A study by Ovum analyst Tony Gunnarsson cited at the recent NAB trade show noted that the majority of consumers will subscribe to only 2.25 streaming services, leaving many players out in the cold.

Experts say that while the market can probably accommodate Disney, others may not be as lucky.

"Netflix got there first and is far and away the biggest, so Disney is trying to play Avis to their Hertz,” said Lloyd Greif, a Los Angeles-based investment banker who closely follows the media space.

Disney’s service will cost just over half the monthly price of the most popular Netflix plan, and even less if consumers make an annual commitment. The company can afford to do this in part because, unlike Netflix, it draws revenue from box office, theme parks, TV ad revenue and other non-subscription services.
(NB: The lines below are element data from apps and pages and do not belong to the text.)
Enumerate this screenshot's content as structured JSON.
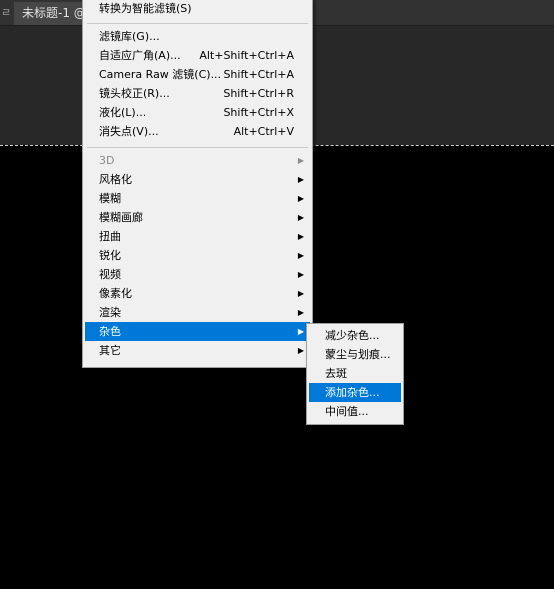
{
  "tabs": {
    "prev_separator": "ㄹ",
    "doc_tab": "未标题-1 @"
  },
  "filter_menu": {
    "top_item": {
      "label": "转换为智能滤镜(S)"
    },
    "group2": [
      {
        "label": "滤镜库(G)...",
        "shortcut": ""
      },
      {
        "label": "自适应广角(A)...",
        "shortcut": "Alt+Shift+Ctrl+A"
      },
      {
        "label": "Camera Raw 滤镜(C)...",
        "shortcut": "Shift+Ctrl+A"
      },
      {
        "label": "镜头校正(R)...",
        "shortcut": "Shift+Ctrl+R"
      },
      {
        "label": "液化(L)...",
        "shortcut": "Shift+Ctrl+X"
      },
      {
        "label": "消失点(V)...",
        "shortcut": "Alt+Ctrl+V"
      }
    ],
    "submenus": [
      {
        "label": "3D",
        "disabled": true
      },
      {
        "label": "风格化"
      },
      {
        "label": "模糊"
      },
      {
        "label": "模糊画廊"
      },
      {
        "label": "扭曲"
      },
      {
        "label": "锐化"
      },
      {
        "label": "视频"
      },
      {
        "label": "像素化"
      },
      {
        "label": "渲染"
      },
      {
        "label": "杂色",
        "highlighted": true
      },
      {
        "label": "其它"
      }
    ],
    "arrow": "▶"
  },
  "noise_submenu": {
    "items": [
      {
        "label": "减少杂色..."
      },
      {
        "label": "蒙尘与划痕..."
      },
      {
        "label": "去斑"
      },
      {
        "label": "添加杂色...",
        "highlighted": true
      },
      {
        "label": "中间值..."
      }
    ]
  },
  "colors": {
    "highlight": "#0078d7",
    "menu_bg": "#f0f0f0",
    "panel_bg": "#282828",
    "canvas": "#000000"
  }
}
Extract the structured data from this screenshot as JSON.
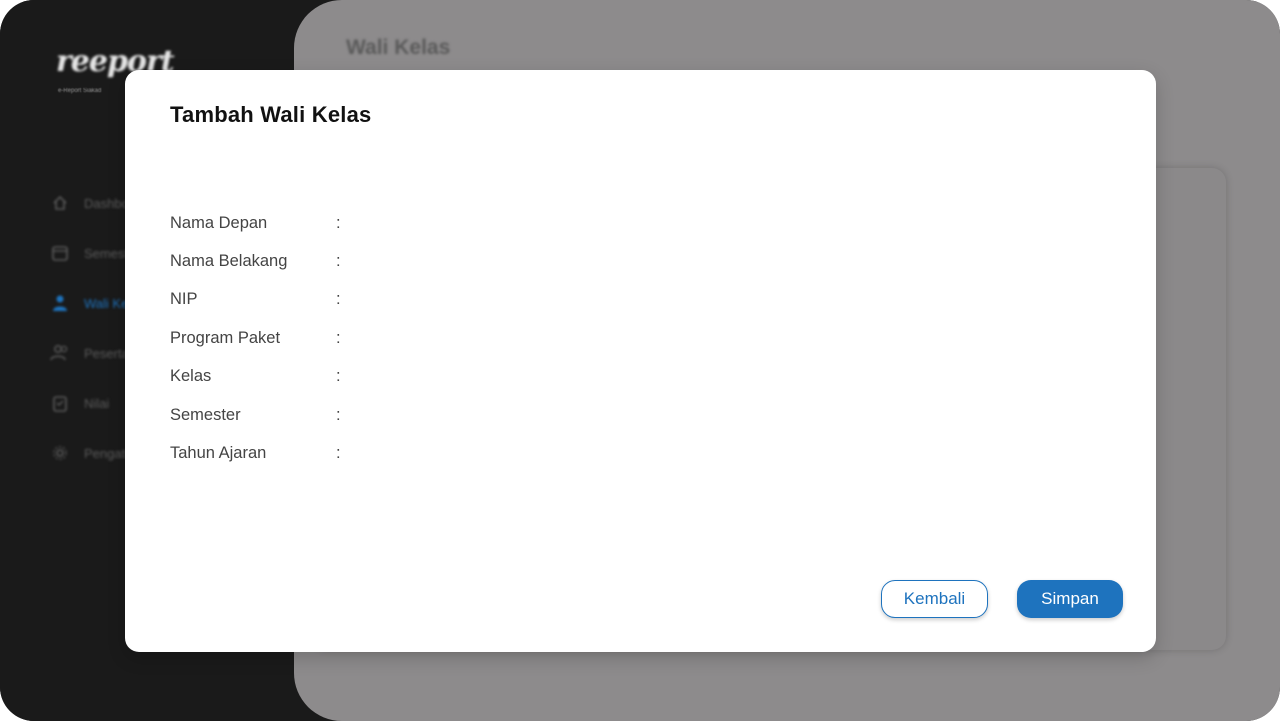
{
  "app": {
    "logo_text": "reeport",
    "logo_subtitle": "e-Report Siakad"
  },
  "sidebar": {
    "items": [
      {
        "label": "Dashboard",
        "icon": "home-icon",
        "active": false
      },
      {
        "label": "Semester",
        "icon": "calendar-icon",
        "active": false
      },
      {
        "label": "Wali Kelas",
        "icon": "person-icon",
        "active": true
      },
      {
        "label": "Peserta Didik",
        "icon": "people-icon",
        "active": false
      },
      {
        "label": "Nilai",
        "icon": "clipboard-icon",
        "active": false
      },
      {
        "label": "Pengaturan",
        "icon": "gear-icon",
        "active": false
      }
    ]
  },
  "main": {
    "title": "Wali Kelas"
  },
  "modal": {
    "title": "Tambah Wali Kelas",
    "fields": [
      {
        "label": "Nama Depan",
        "separator": ":"
      },
      {
        "label": "Nama Belakang",
        "separator": ":"
      },
      {
        "label": "NIP",
        "separator": ":"
      },
      {
        "label": "Program Paket",
        "separator": ":"
      },
      {
        "label": "Kelas",
        "separator": ":"
      },
      {
        "label": "Semester",
        "separator": ":"
      },
      {
        "label": "Tahun Ajaran",
        "separator": ":"
      }
    ],
    "buttons": {
      "back_label": "Kembali",
      "save_label": "Simpan"
    }
  },
  "colors": {
    "accent": "#1e73be",
    "sidebar_bg": "#1a1a1a",
    "backdrop": "#8d8b8c"
  }
}
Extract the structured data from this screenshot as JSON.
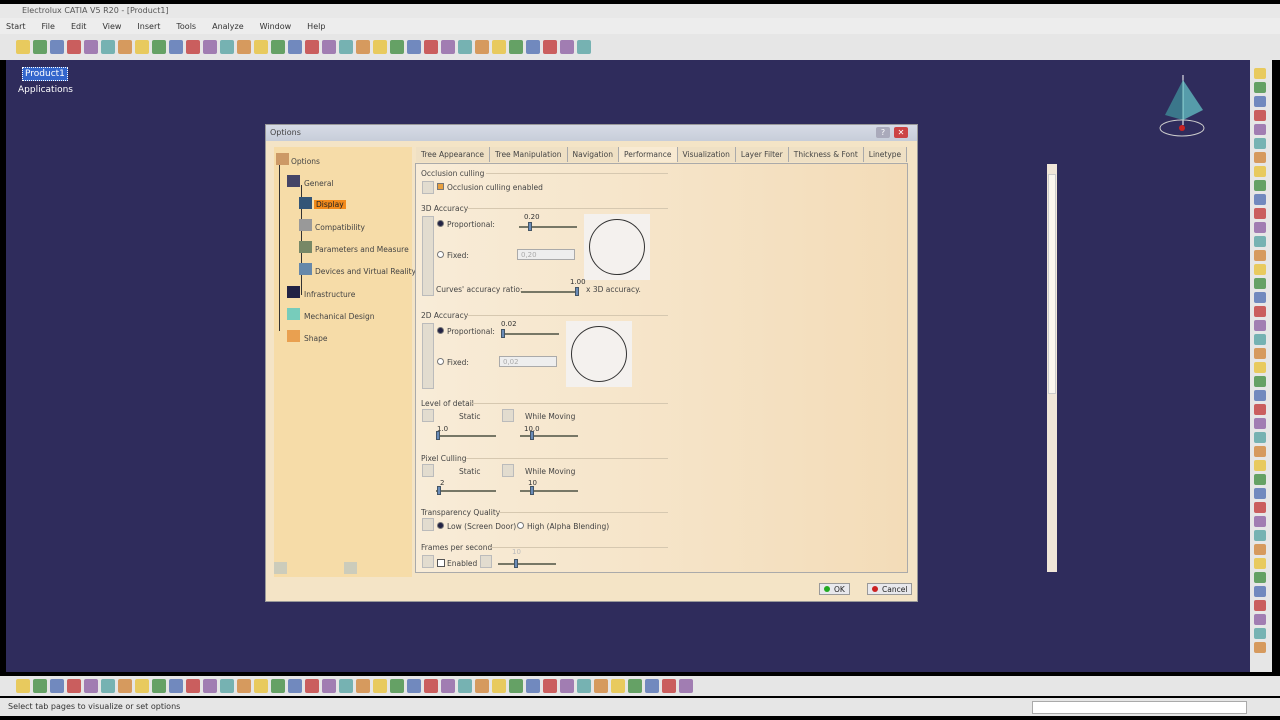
{
  "window": {
    "title": "Electrolux CATIA V5 R20 - [Product1]"
  },
  "menu": [
    "Start",
    "File",
    "Edit",
    "View",
    "Insert",
    "Tools",
    "Analyze",
    "Window",
    "Help"
  ],
  "tree": {
    "root": "Product1",
    "child": "Applications"
  },
  "status": "Select tab pages to visualize or set options",
  "dialog": {
    "title": "Options",
    "tree": [
      "Options",
      "General",
      "Display",
      "Compatibility",
      "Parameters and Measure",
      "Devices and Virtual Reality",
      "Infrastructure",
      "Mechanical Design",
      "Shape"
    ],
    "tabs": [
      "Tree Appearance",
      "Tree Manipulation",
      "Navigation",
      "Performance",
      "Visualization",
      "Layer Filter",
      "Thickness & Font",
      "Linetype"
    ],
    "active_tab": "Performance",
    "occlusion": {
      "header": "Occlusion culling",
      "label": "Occlusion culling enabled",
      "checked": true
    },
    "acc3d": {
      "header": "3D Accuracy",
      "proportional": "Proportional:",
      "prop_value": "0.20",
      "fixed": "Fixed:",
      "fixed_value": "0,20",
      "curves_label": "Curves' accuracy ratio:",
      "curves_value": "1.00",
      "curves_suffix": "x 3D accuracy."
    },
    "acc2d": {
      "header": "2D Accuracy",
      "proportional": "Proportional:",
      "prop_value": "0.02",
      "fixed": "Fixed:",
      "fixed_value": "0,02"
    },
    "lod": {
      "header": "Level of detail",
      "static": "Static",
      "moving": "While Moving",
      "static_value": "1.0",
      "moving_value": "10.0"
    },
    "pixel": {
      "header": "Pixel Culling",
      "static": "Static",
      "moving": "While Moving",
      "static_value": "2",
      "moving_value": "10"
    },
    "transp": {
      "header": "Transparency Quality",
      "low": "Low (Screen Door)",
      "high": "High (Alpha Blending)"
    },
    "fps": {
      "header": "Frames per second",
      "enabled": "Enabled",
      "value": "10"
    },
    "ok": "OK",
    "cancel": "Cancel"
  }
}
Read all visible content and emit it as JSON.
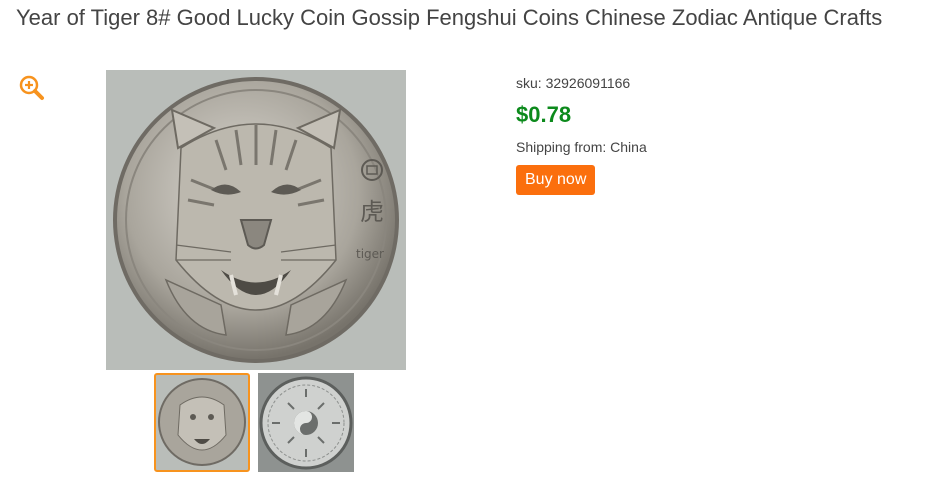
{
  "product": {
    "title": "Year of Tiger 8# Good Lucky Coin Gossip Fengshui Coins Chinese Zodiac Antique Crafts",
    "sku_text": "sku: 32926091166",
    "price": "$0.78",
    "shipping_text": "Shipping from: China",
    "buy_label": "Buy now"
  },
  "gallery": {
    "zoom_icon": "zoom-in-icon",
    "main_image": "tiger-coin-front",
    "coin_inscription_char": "虎",
    "coin_inscription_word": "tiger",
    "thumbnails": [
      {
        "name": "tiger-coin-front",
        "selected": true
      },
      {
        "name": "coin-back-yin-yang",
        "selected": false
      }
    ]
  },
  "colors": {
    "price": "#0c8a1c",
    "buy_button": "#fb6f0d",
    "selected_thumb_border": "#f7931e",
    "zoom_icon": "#f7931e"
  }
}
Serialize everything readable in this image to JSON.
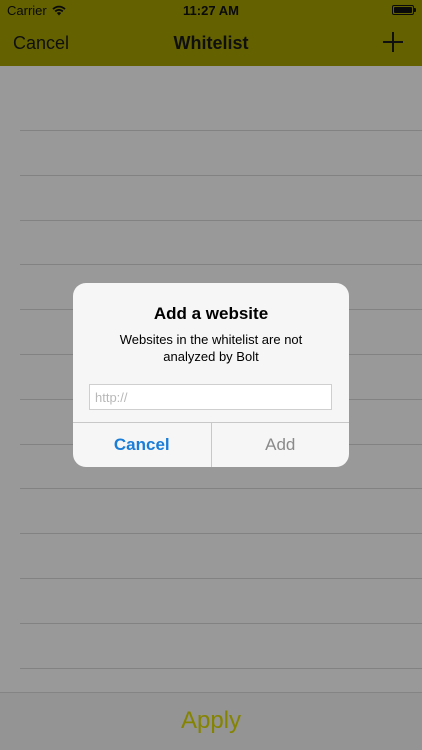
{
  "status_bar": {
    "carrier": "Carrier",
    "time": "11:27 AM"
  },
  "nav_bar": {
    "cancel_label": "Cancel",
    "title": "Whitelist",
    "add_icon": "plus-icon"
  },
  "list": {
    "rows": [
      "",
      "",
      "",
      "",
      "",
      "",
      "",
      "",
      "",
      "",
      "",
      "",
      ""
    ]
  },
  "bottom_bar": {
    "apply_label": "Apply"
  },
  "alert": {
    "title": "Add a website",
    "message": "Websites in the whitelist are not analyzed by Bolt",
    "input_value": "",
    "input_placeholder": "http://",
    "cancel_label": "Cancel",
    "add_label": "Add"
  },
  "colors": {
    "nav_background": "#a6a200",
    "apply_text": "#dedd00",
    "alert_cancel": "#1a7dd8",
    "alert_add_disabled": "#8a8a8a"
  }
}
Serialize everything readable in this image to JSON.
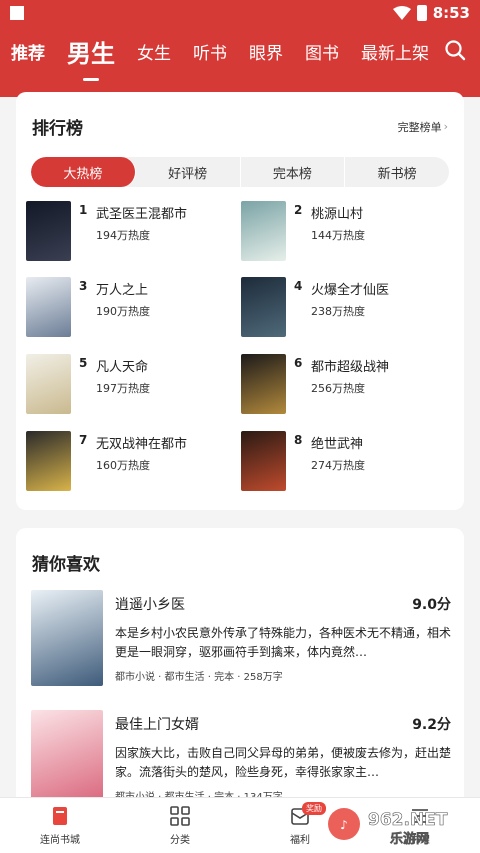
{
  "status": {
    "time": "8:53"
  },
  "nav": {
    "tabs": [
      "推荐",
      "男生",
      "女生",
      "听书",
      "眼界",
      "图书",
      "最新上架"
    ],
    "active_index": 1
  },
  "ranking": {
    "title": "排行榜",
    "more_label": "完整榜单",
    "segments": [
      "大热榜",
      "好评榜",
      "完本榜",
      "新书榜"
    ],
    "active_segment": 0,
    "items": [
      {
        "rank": "1",
        "name": "武圣医王混都市",
        "heat": "194万热度",
        "cover_colors": [
          "#121826",
          "#3a3f52"
        ]
      },
      {
        "rank": "2",
        "name": "桃源山村",
        "heat": "144万热度",
        "cover_colors": [
          "#7aa3a6",
          "#e6efe9"
        ]
      },
      {
        "rank": "3",
        "name": "万人之上",
        "heat": "190万热度",
        "cover_colors": [
          "#e8ecf1",
          "#6b7d96"
        ]
      },
      {
        "rank": "4",
        "name": "火爆全才仙医",
        "heat": "238万热度",
        "cover_colors": [
          "#1d2b3a",
          "#4f6a7a"
        ]
      },
      {
        "rank": "5",
        "name": "凡人天命",
        "heat": "197万热度",
        "cover_colors": [
          "#f1efe6",
          "#c9b98e"
        ]
      },
      {
        "rank": "6",
        "name": "都市超级战神",
        "heat": "256万热度",
        "cover_colors": [
          "#1c1a1a",
          "#b38a3c"
        ]
      },
      {
        "rank": "7",
        "name": "无双战神在都市",
        "heat": "160万热度",
        "cover_colors": [
          "#2a2a2a",
          "#d9b44a"
        ]
      },
      {
        "rank": "8",
        "name": "绝世武神",
        "heat": "274万热度",
        "cover_colors": [
          "#2a1a14",
          "#c04b2d"
        ]
      }
    ]
  },
  "guess": {
    "title": "猜你喜欢",
    "items": [
      {
        "name": "逍遥小乡医",
        "score": "9.0分",
        "desc": "本是乡村小农民意外传承了特殊能力，各种医术无不精通，相术更是一眼洞穿，驱邪画符手到擒来，体内竟然…",
        "meta": "都市小说 · 都市生活 · 完本 · 258万字",
        "cover_colors": [
          "#eaf1f6",
          "#3e5b7a"
        ]
      },
      {
        "name": "最佳上门女婿",
        "score": "9.2分",
        "desc": "因家族大比，击败自己同父异母的弟弟，便被废去修为，赶出楚家。流落街头的楚风，险些身死，幸得张家家主…",
        "meta": "都市小说 · 都市生活 · 完本 · 134万字",
        "cover_colors": [
          "#fbe3e6",
          "#d9637a"
        ]
      }
    ]
  },
  "bottom_nav": {
    "items": [
      "连尚书城",
      "分类",
      "福利",
      "书架"
    ],
    "badge": "奖励"
  },
  "watermark": {
    "text": "962.NET",
    "sub": "乐游网"
  },
  "colors": {
    "brand": "#d63a37"
  }
}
The goal is to achieve revenue through reach, not overcharging, company officials said. Disney+ plans to launch 25 new episodic series and 10 movies in its first year. But within five years, the number of episodic shows is expected to double to 50. Over the next few years, the company will also reacquire rights to all the properties it had licensed out on long-term deals to other platforms and companies. Executives also said they expect losses through 2023. “Disney is loved by so many millions of people around the world,” said Robert Iger, its chief executive, at the investor presentation. “This is our first serious foray into this space, and we want to reach as many people as possible.”

Timberg reported from Washington.